The use of both websites and email by American congregations has more than doubled in the past decade. Nine out of ten congregations now use email and three out of four have a website or a Facebook page. Large majorities also use an electronic data base to track members and participants in activities, and some kind of projection technology in worship. Smaller, but significant numbers are using blogs, texting and social media.
"Adaptation to these new tools of ministry ... is no longer the luxury it was in the 1990s," writes Scott Thumma, author of a new research report and Professor of Sociology of Religion at Harford Seminary. "The use of technology is now a congregational necessity."
Virtually Religious: Technology and Internet Use in American Congregations is being released as part of the Faith Communities Today (FACT) series of survey reports. An online news conference is scheduled for March 13 which will provide opportunity for journalists to interview Dr. Thumma.

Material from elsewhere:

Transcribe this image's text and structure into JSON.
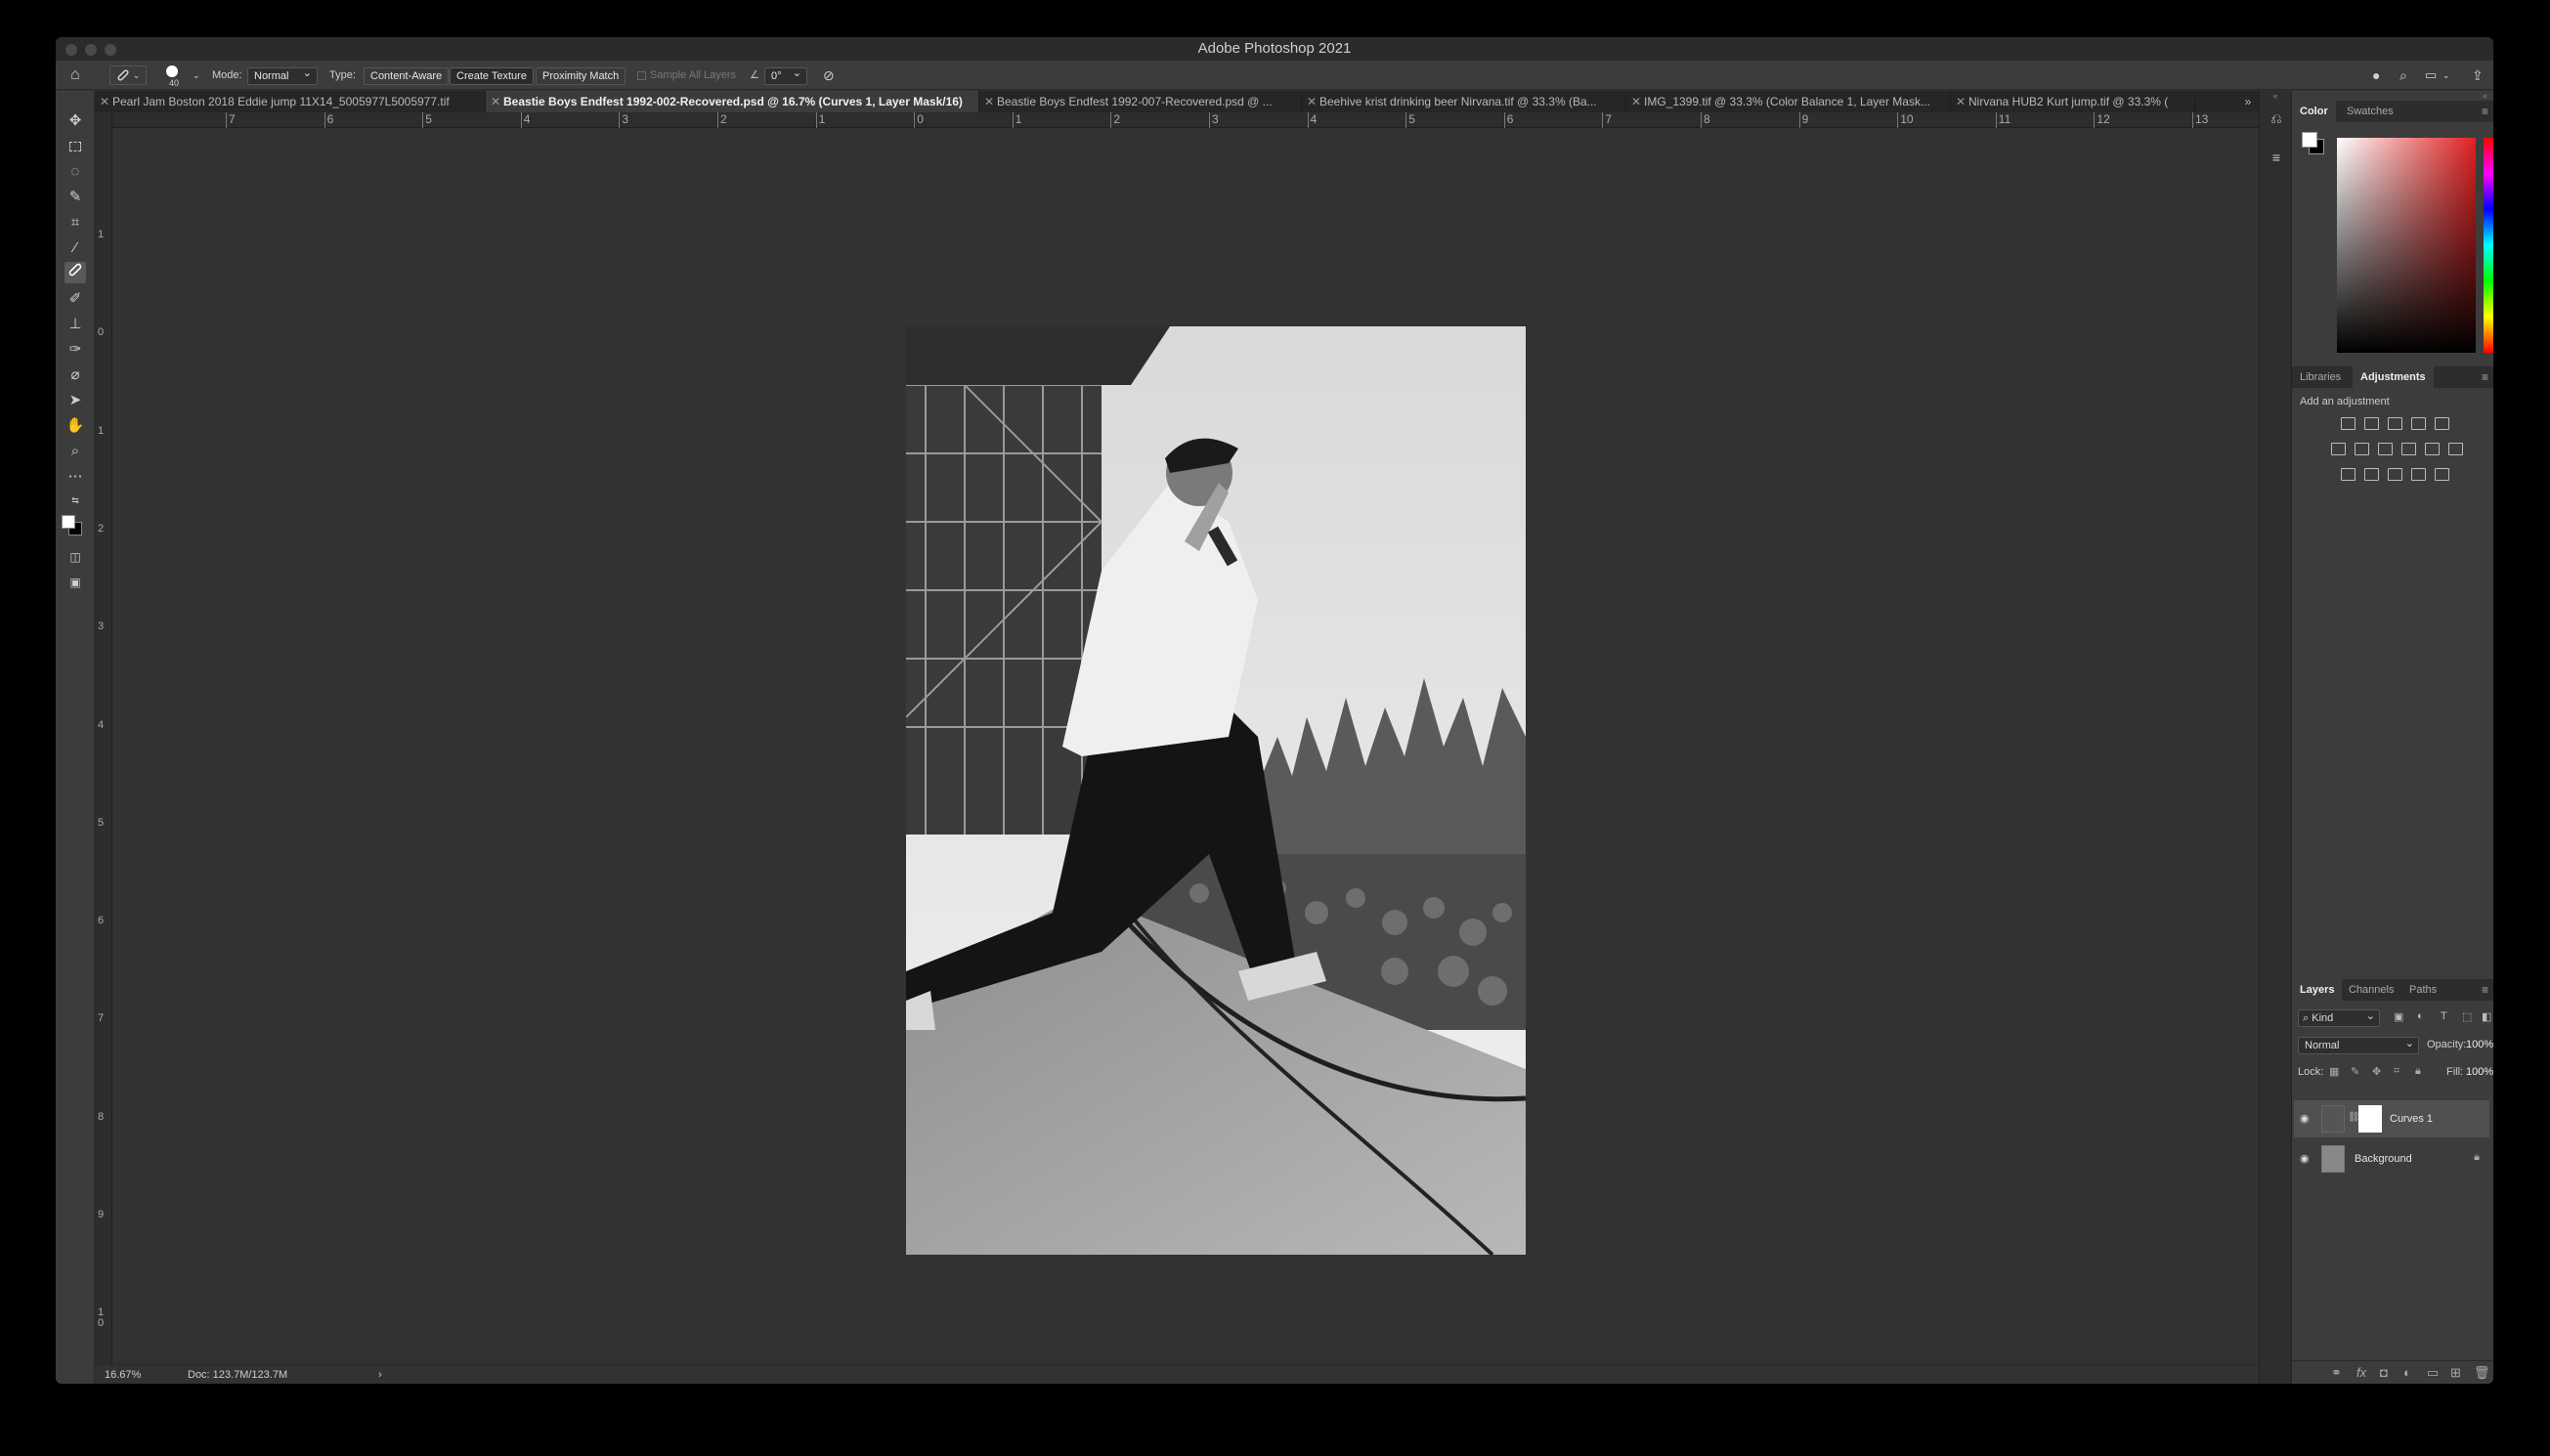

Almost all congregations among all religions have members who use Internet technology in their daily lives. Religious leaders who recognize this reality and use these technologies to minister to their people have a distinct advantage. For one thing, the Internet is a valuable tool that allows ministry to be widened despite fewer resources. The research also uncovered a number of reasons why new technology correlates with vital, growing faith communities.
Innovativeness: "The social context has changed. Congregations must change with this social shift in order to keep their presentation of faith relevant. Increased use of tech is strongly related to the congregation being characterized by willingness to change to meet new challenges. [It] also correlates to the likelihood that the congregation altered its worship style in the past 5 years as well as this worship being described as innovation."
Distinctiveness: "Congregations that have a distinctive vision, a clear sense of mission and purpose and those who are distinctive in the 'religious marketplace' have a natural advantage. Increased technology use enhances that distinctiveness."
Vitality: Local religious groups "with a greater use of technology ... are more likely to describe their worship as innovative, joyful, thought-provoking, and inspirational. [They] are also perceived as being more spiritually vital and alive."
Growth: There is a strong relationship between use of technology and the number of members who get involved in the recruitment of new members. Only 10 percent of congregations which report that none of their members are involved in recruitment make major use of technology, while half of congregations with a lot of their members involved in recruitment do so.
The report includes a section on "moving beyond the data" which focuses on how congregations can develop "an expanded and enhanced ministry." It also has an appendix with individual data from 27 faith groups and clusters of faiths.
This is the fifth in a series of reports from the monumental, decade-long research enterprise in which the major religions in America worked together. A copy of the 12-page report is available for download at the FACT website.